The majority of bankers are, after all, Moguls (aka Capitalists) as well, and the optimum method for a loaner to guarantee a surplus is to lend to those likeliest to reimburse the mortgage. While, the doorway to fortune or public identity is wide unlocked only to those who are fitting certain ideals, it is a provision or rather a weak spot to the Mogul system. Sadly enough, these so called "low-grade" poor people, in the world of finance, universally don't meet those principles. A different breed of loaning has surfaced to battle this wicked era, celebrated as "MicroCredit" or MicroFinance. The issue is not the dollar sum that unavoidably makes a loan a MicroCredit; it's the measures that loaners must meet.
MicroCredit has scientifically substantiated to be an influential and yet liberating strength in communities where adult females, in specific, have to wrestle against oppressive cultural and economic conditions like in the ghettos of Calcutta or the poverty-stricken hills in Mexico's sugar cane province.

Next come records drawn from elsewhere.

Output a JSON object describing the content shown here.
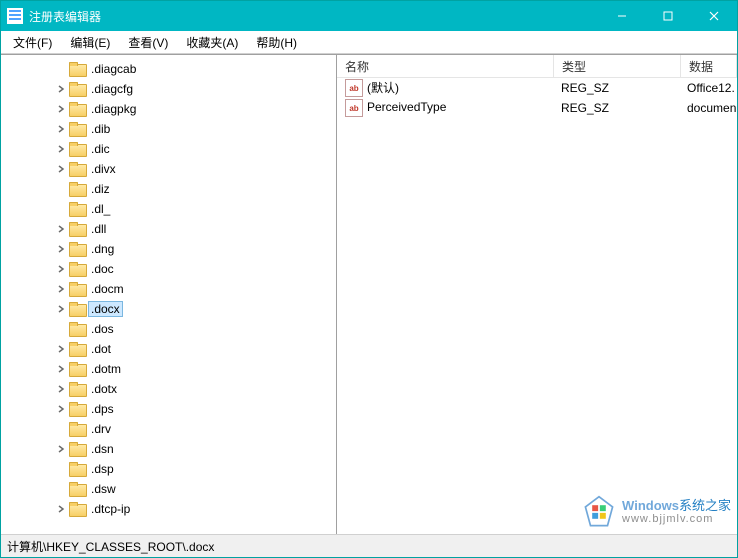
{
  "window": {
    "title": "注册表编辑器"
  },
  "menu": {
    "file": "文件(F)",
    "edit": "编辑(E)",
    "view": "查看(V)",
    "favorites": "收藏夹(A)",
    "help": "帮助(H)"
  },
  "tree": {
    "items": [
      {
        "label": ".diagcab",
        "expander": "none"
      },
      {
        "label": ".diagcfg",
        "expander": "closed"
      },
      {
        "label": ".diagpkg",
        "expander": "closed"
      },
      {
        "label": ".dib",
        "expander": "closed"
      },
      {
        "label": ".dic",
        "expander": "closed"
      },
      {
        "label": ".divx",
        "expander": "closed"
      },
      {
        "label": ".diz",
        "expander": "none"
      },
      {
        "label": ".dl_",
        "expander": "none"
      },
      {
        "label": ".dll",
        "expander": "closed"
      },
      {
        "label": ".dng",
        "expander": "closed"
      },
      {
        "label": ".doc",
        "expander": "closed"
      },
      {
        "label": ".docm",
        "expander": "closed"
      },
      {
        "label": ".docx",
        "expander": "closed",
        "selected": true
      },
      {
        "label": ".dos",
        "expander": "none"
      },
      {
        "label": ".dot",
        "expander": "closed"
      },
      {
        "label": ".dotm",
        "expander": "closed"
      },
      {
        "label": ".dotx",
        "expander": "closed"
      },
      {
        "label": ".dps",
        "expander": "closed"
      },
      {
        "label": ".drv",
        "expander": "none"
      },
      {
        "label": ".dsn",
        "expander": "closed"
      },
      {
        "label": ".dsp",
        "expander": "none"
      },
      {
        "label": ".dsw",
        "expander": "none"
      },
      {
        "label": ".dtcp-ip",
        "expander": "closed"
      }
    ]
  },
  "list": {
    "headers": {
      "name": "名称",
      "type": "类型",
      "data": "数据"
    },
    "rows": [
      {
        "name": "(默认)",
        "type": "REG_SZ",
        "data": "Office12."
      },
      {
        "name": "PerceivedType",
        "type": "REG_SZ",
        "data": "documen"
      }
    ]
  },
  "statusbar": {
    "path": "计算机\\HKEY_CLASSES_ROOT\\.docx"
  },
  "watermark": {
    "line1_a": "Windows",
    "line1_b": "系统之家",
    "line2": "www.bjjmlv.com"
  }
}
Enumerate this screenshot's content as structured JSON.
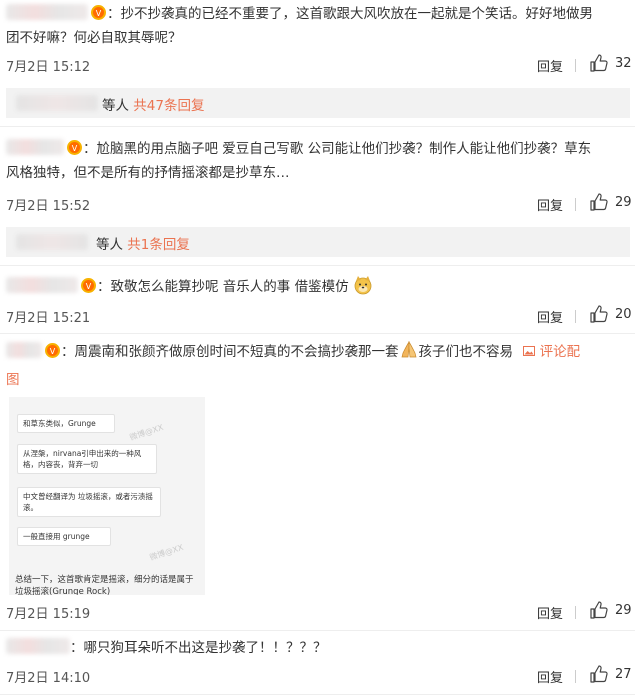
{
  "colors": {
    "accent": "#eb7350",
    "text": "#333333",
    "muted": "#555555",
    "subbg": "#f2f2f2"
  },
  "comments": [
    {
      "text_line1": "：抄不抄袭真的已经不重要了，这首歌跟大风吹放在一起就是个笑话。好好地做男",
      "text_line2": "团不好嘛？何必自取其辱呢？",
      "date": "7月2日 15:12",
      "reply": "回复",
      "likes": "32"
    },
    {
      "text_line1": "：尬脑黑的用点脑子吧 爱豆自己写歌 公司能让他们抄袭？制作人能让他们抄袭？草东",
      "text_line2": "风格独特，但不是所有的抒情摇滚都是抄草东…",
      "date": "7月2日 15:52",
      "reply": "回复",
      "likes": "29"
    },
    {
      "text_line1": "：致敬怎么能算抄呢 音乐人的事 借鉴模仿",
      "date": "7月2日 15:21",
      "reply": "回复",
      "likes": "20"
    },
    {
      "text_line1": "：周震南和张颜齐做原创时间不短真的不会搞抄袭那一套",
      "text_line1b": "孩子们也不容易",
      "report_label": "评论配",
      "text_line2": "图",
      "date": "7月2日 15:19",
      "reply": "回复",
      "likes": "29"
    },
    {
      "text_line1": "：哪只狗耳朵听不出这是抄袭了！！？？？",
      "date": "7月2日 14:10",
      "reply": "回复",
      "likes": "27"
    }
  ],
  "subreplies": [
    {
      "prefix": "等人 ",
      "count": "共47条回复"
    },
    {
      "prefix": "等人 ",
      "count": "共1条回复"
    }
  ],
  "screenshot": {
    "bubbles": [
      "和草东类似，Grunge",
      "从涅槃，nirvana引申出来的一种风格，内容丧，背弃一切",
      "中文曾经翻译为 垃圾摇滚，或者污渍摇滚。",
      "一般直接用 grunge"
    ],
    "summary": "总结一下，这首歌肯定是摇滚，细分的话是属于垃圾摇滚(Grunge Rock)"
  }
}
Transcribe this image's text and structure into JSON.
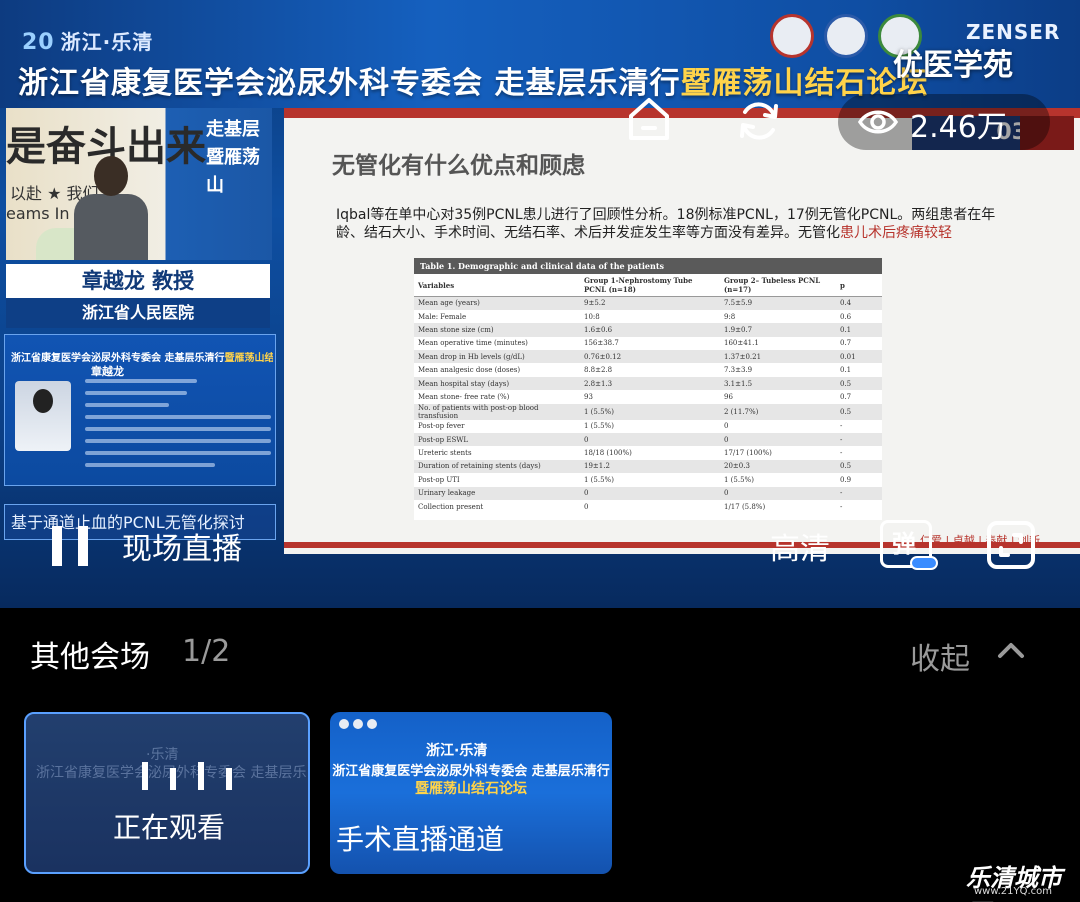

The custom of drawing out little trusts to singular loaners who have been customarily denied passage to any credit whatsoever, has developed into one of the most well-liked antipoverty schemes in the world. In recent years, MicroCredit essentially moving the way the world saw the capability and talent of miserable people, and to familiarize the advance to provide financial services to the needy and less fortunate.
The Grameen Bank, which is widely thought over as the first contemporary MicroCredit organization and was established in 1976 by Dr. Muhammad Yunus (a Bangladeshi economist). Dr. Yunus triumphed in 2006 Nobel Peace Prize for his groundbreaking services in committing pint-sized credits to millions of stone-broke people; no profit-making bank would ever approach - tramps and sweepers, deprived widows and forsaken spouses, landless manual workers and rickshaw drivers. The Grameen Bank and Dr. Yunus are internationally admired for making MicroCredit, a feasible resolution to opposing rural impoverishment in Bangladesh and encouraging equivalent schemes across the developing nations.
This MicroCredit method has substantiated that even the most poverty-stricken citizens have the enthusiasm and inventiveness to construct small companies with mortgages as minuscule as $12, and Grameen Bank has devoted itself to aid the poorest of the poor. The loaners used the funds to purchase thread to weave into stoles, or milk-giving cows, or bamboo to handiwork stools, or fragrance to sell in stalls, among countless other money-making schemes.
MicroCredit institutions were originally established as substitutes to the "loan-sharks" known to take upper hand of patrons. Instead of intimidating to crack the legs of errant loaners, MicroCreditors like Grameen Bank and others rely on collective pressure to secure loan reimbursement. Numerous conventional societies maintain explicit cultural codes relating to repaying what is loaned. What it means is that, failing to repay on time places the decent name of a borrower's blood-relations on the line.
Grameen Bank also applies a unique method to collect disparate loaners into packs. Additional lines of credit are commenced only when all the borrowers in a particular group are forming settlements on their loans. Grameen Bank loaned to packs of five individuals, who assisted safeguard that each member repays his or her portion. It advanced not only to crofters, but also to manual workers and adult females who had a special skill for crafts and shop keeping. The Bank directed borrowers to reimburse their credits in controllable, bite-sized weekly partial payments.
The progressing world system has triggered a fierce discussion over whether MicroCredits actually raise humanity out of destitution, so often plea by their advocates. Some researchers have concluded that while the credits do aid buffer some of the overwhelm blows of impoverishment, not every poverty-stricken person is an enterpriser waiting to be discovered. The stumbling MicroCredit business in India furnishes a case in essence. The perception to eradicate poverty globally cannot be accomplished by MicroCredit alone, but it has exhibited that, in the continuous effort to attain it; MicroCredit must play a leading role.
Over the ages, the repositioning to furnish financial services to the poverty-stricken individuals has become more commodious, emphasizing the necessity for services in addition to credits, such as, for protected places to save little supplies of money, for low-priced ways to wire money gained in distant abroad countries to families back home, for harvest and life insurance. Dr. Yunus's approximation went; Furthermore, then giving the poor people economical possibility to seeking deeper collective transformation. Grameen Bank's credits had gone overwhelmingly to adult females, distributing financial privilege to women who had little power in Bangladeshi population and often lived secluded in their residences.
MicroCredit's portray has expanded following recent economic collapse; however, its portrait has been magnified in the United States. Inflamed by narrow credit, desire for smaller credits has intensified and both the Grameen Bank and Kiva have broadened their advancing to Americans. In the U.S., the MicroCredit grew into a critical tool during the economic catastrophe that commenced in 2008. Underneath the flag of the SBA (Small Business Administration), the Leadership of the United States moved up financial support of its MicroCredit agenda to $50 million in 2009, an upsurge of $30 million above 2008. These credits demonstrated crucial assistances for American small-business owners in safekeeping their establishments running during the economic collapse; period when conventional banks reduced lending and raised criteria for candidates.